→ Action item:
All of the data goes into your copy exactly as written. Images do not.

═════ Entries provided ═════

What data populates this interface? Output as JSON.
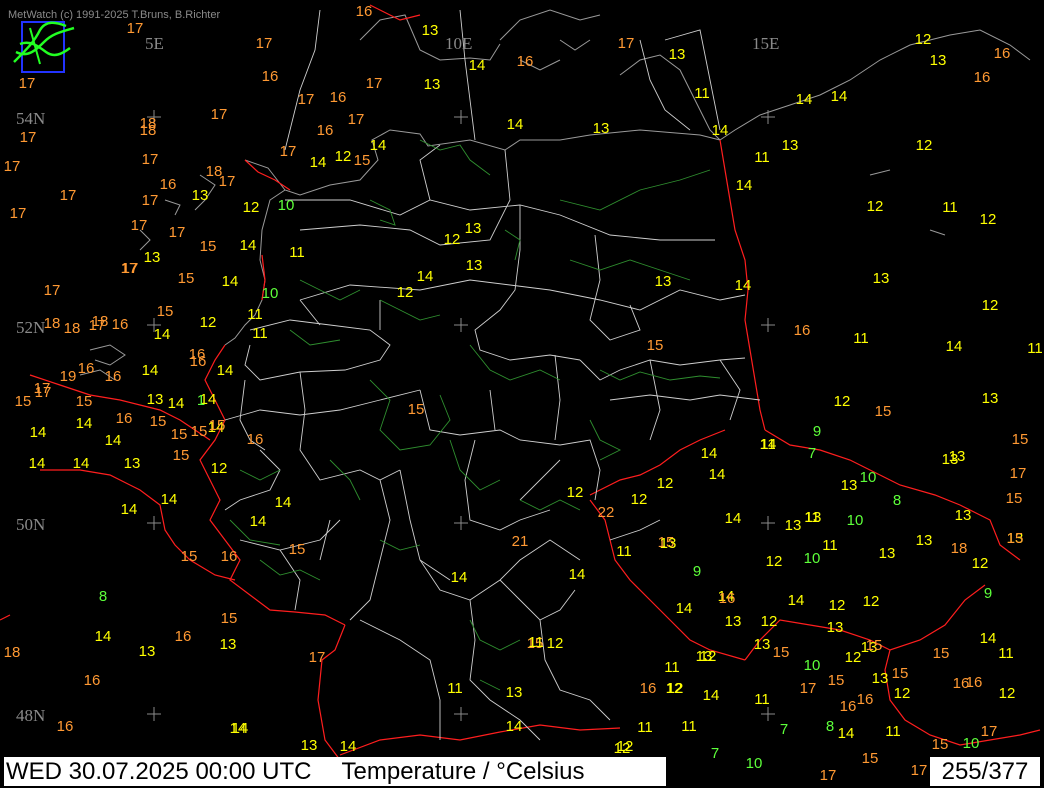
{
  "header": {
    "copyright": "MetWatch  (c) 1991-2025 T.Bruns, B.Richter"
  },
  "footer": {
    "datetime": "WED 30.07.2025 00:00 UTC",
    "title": "Temperature / °Celsius",
    "station_count": "255/377"
  },
  "colors": {
    "background": "#000000",
    "coast": "#9a9a9a",
    "region_border": "#d0d0d0",
    "national_border": "#ff1e1e",
    "forest_border": "#2f8f2f",
    "temp_cool": "#5dff3a",
    "temp_mild": "#ffff00",
    "temp_warm": "#ff9933",
    "grid_label": "#8a8a8a"
  },
  "grid_labels": [
    "5E",
    "10E",
    "15E",
    "54N",
    "52N",
    "50N",
    "48N"
  ],
  "temperature_unit": "°C",
  "temperatures": [
    "17",
    "16",
    "13",
    "17",
    "17",
    "17",
    "16",
    "16",
    "13",
    "14",
    "16",
    "17",
    "13",
    "11",
    "12",
    "13",
    "16",
    "17",
    "17",
    "17",
    "16",
    "17",
    "13",
    "14",
    "16",
    "14",
    "18",
    "17",
    "17",
    "17",
    "14",
    "14",
    "14",
    "13",
    "17",
    "12",
    "14",
    "12",
    "17",
    "17",
    "15",
    "17",
    "17",
    "14",
    "11",
    "12",
    "17",
    "16",
    "18",
    "17",
    "12",
    "10",
    "14",
    "17",
    "13",
    "12",
    "13",
    "13",
    "12",
    "11",
    "16",
    "17",
    "12",
    "11",
    "15",
    "12",
    "11",
    "14",
    "14",
    "17",
    "15",
    "13",
    "14",
    "13",
    "14",
    "13",
    "17",
    "18",
    "15",
    "14",
    "10",
    "12",
    "14",
    "11",
    "16",
    "18",
    "18",
    "18",
    "16",
    "15",
    "12",
    "11",
    "14",
    "16",
    "15",
    "11",
    "14",
    "1",
    "14",
    "16",
    "14",
    "15",
    "17",
    "19",
    "16",
    "16",
    "14",
    "14",
    "15",
    "12",
    "13",
    "15",
    "14",
    "14",
    "13",
    "15",
    "15",
    "14",
    "14",
    "13",
    "16",
    "15",
    "9",
    "14",
    "14",
    "15",
    "17",
    "15",
    "13",
    "15",
    "11",
    "7",
    "15",
    "13",
    "14",
    "12",
    "10",
    "12",
    "15",
    "13",
    "22",
    "12",
    "14",
    "13",
    "13",
    "8",
    "14",
    "14",
    "13",
    "14",
    "13",
    "11",
    "10",
    "15",
    "14",
    "15",
    "21",
    "11",
    "13",
    "11",
    "16",
    "13",
    "13",
    "14",
    "15",
    "14",
    "13",
    "12",
    "10",
    "9",
    "12",
    "8",
    "18",
    "16",
    "14",
    "9",
    "14",
    "12",
    "12",
    "13",
    "14",
    "15",
    "16",
    "18",
    "16",
    "14",
    "12",
    "11",
    "13",
    "15",
    "14",
    "13",
    "17",
    "15",
    "10",
    "12",
    "15",
    "13",
    "13",
    "15",
    "15",
    "12",
    "11",
    "13",
    "16",
    "16",
    "12",
    "11",
    "12",
    "11",
    "13",
    "15",
    "13",
    "11",
    "12",
    "11",
    "12",
    "16",
    "17",
    "14",
    "14",
    "11",
    "7",
    "8",
    "11",
    "16",
    "16",
    "14",
    "12",
    "12",
    "16",
    "14",
    "15",
    "17",
    "13",
    "14",
    "12",
    "7",
    "10",
    "10",
    "15",
    "17",
    "17",
    "14"
  ]
}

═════

→ Solution below:
What data populates this interface? Output as JSON.
{
  "header": {
    "copyright": "MetWatch  (c) 1991-2025 T.Bruns, B.Richter"
  },
  "footer": {
    "datetime": "WED 30.07.2025 00:00 UTC",
    "title": "Temperature / °Celsius",
    "station_count": "255/377"
  },
  "colors": {
    "background": "#000000",
    "coast": "#9a9a9a",
    "region_border": "#d0d0d0",
    "national_border": "#ff1e1e",
    "forest_border": "#2f8f2f",
    "temp_cool": "#5dff3a",
    "temp_mild": "#ffff00",
    "temp_warm": "#ff9933",
    "grid_label": "#8a8a8a"
  },
  "grid_labels": [
    "5E",
    "10E",
    "15E",
    "54N",
    "52N",
    "50N",
    "48N"
  ],
  "temperature_unit": "°C",
  "temperatures": [
    "17",
    "16",
    "13",
    "17",
    "17",
    "17",
    "16",
    "16",
    "13",
    "14",
    "16",
    "17",
    "13",
    "11",
    "12",
    "13",
    "16",
    "17",
    "17",
    "17",
    "16",
    "17",
    "13",
    "14",
    "16",
    "14",
    "18",
    "17",
    "17",
    "17",
    "14",
    "14",
    "14",
    "13",
    "17",
    "12",
    "14",
    "12",
    "17",
    "17",
    "15",
    "17",
    "17",
    "14",
    "11",
    "12",
    "17",
    "16",
    "18",
    "17",
    "12",
    "10",
    "14",
    "17",
    "13",
    "12",
    "13",
    "13",
    "12",
    "11",
    "16",
    "17",
    "12",
    "11",
    "15",
    "12",
    "11",
    "14",
    "14",
    "17",
    "15",
    "13",
    "14",
    "13",
    "14",
    "13",
    "17",
    "18",
    "15",
    "14",
    "10",
    "12",
    "14",
    "11",
    "16",
    "18",
    "18",
    "18",
    "16",
    "15",
    "12",
    "11",
    "14",
    "16",
    "15",
    "11",
    "14",
    "1",
    "14",
    "16",
    "14",
    "15",
    "17",
    "19",
    "16",
    "16",
    "14",
    "14",
    "15",
    "12",
    "13",
    "15",
    "14",
    "14",
    "13",
    "15",
    "15",
    "14",
    "14",
    "13",
    "16",
    "15",
    "9",
    "14",
    "14",
    "15",
    "17",
    "15",
    "13",
    "15",
    "11",
    "7",
    "15",
    "13",
    "14",
    "12",
    "10",
    "12",
    "15",
    "13",
    "22",
    "12",
    "14",
    "13",
    "13",
    "8",
    "14",
    "14",
    "13",
    "14",
    "13",
    "11",
    "10",
    "15",
    "14",
    "15",
    "21",
    "11",
    "13",
    "11",
    "16",
    "13",
    "13",
    "14",
    "15",
    "14",
    "13",
    "12",
    "10",
    "9",
    "12",
    "8",
    "18",
    "16",
    "14",
    "9",
    "14",
    "12",
    "12",
    "13",
    "14",
    "15",
    "16",
    "18",
    "16",
    "14",
    "12",
    "11",
    "13",
    "15",
    "14",
    "13",
    "17",
    "15",
    "10",
    "12",
    "15",
    "13",
    "13",
    "15",
    "15",
    "12",
    "11",
    "13",
    "16",
    "16",
    "12",
    "11",
    "12",
    "11",
    "13",
    "15",
    "13",
    "11",
    "12",
    "11",
    "12",
    "16",
    "17",
    "14",
    "14",
    "11",
    "7",
    "8",
    "11",
    "16",
    "16",
    "14",
    "12",
    "12",
    "16",
    "14",
    "15",
    "17",
    "13",
    "14",
    "12",
    "7",
    "10",
    "10",
    "15",
    "17",
    "17",
    "14"
  ]
}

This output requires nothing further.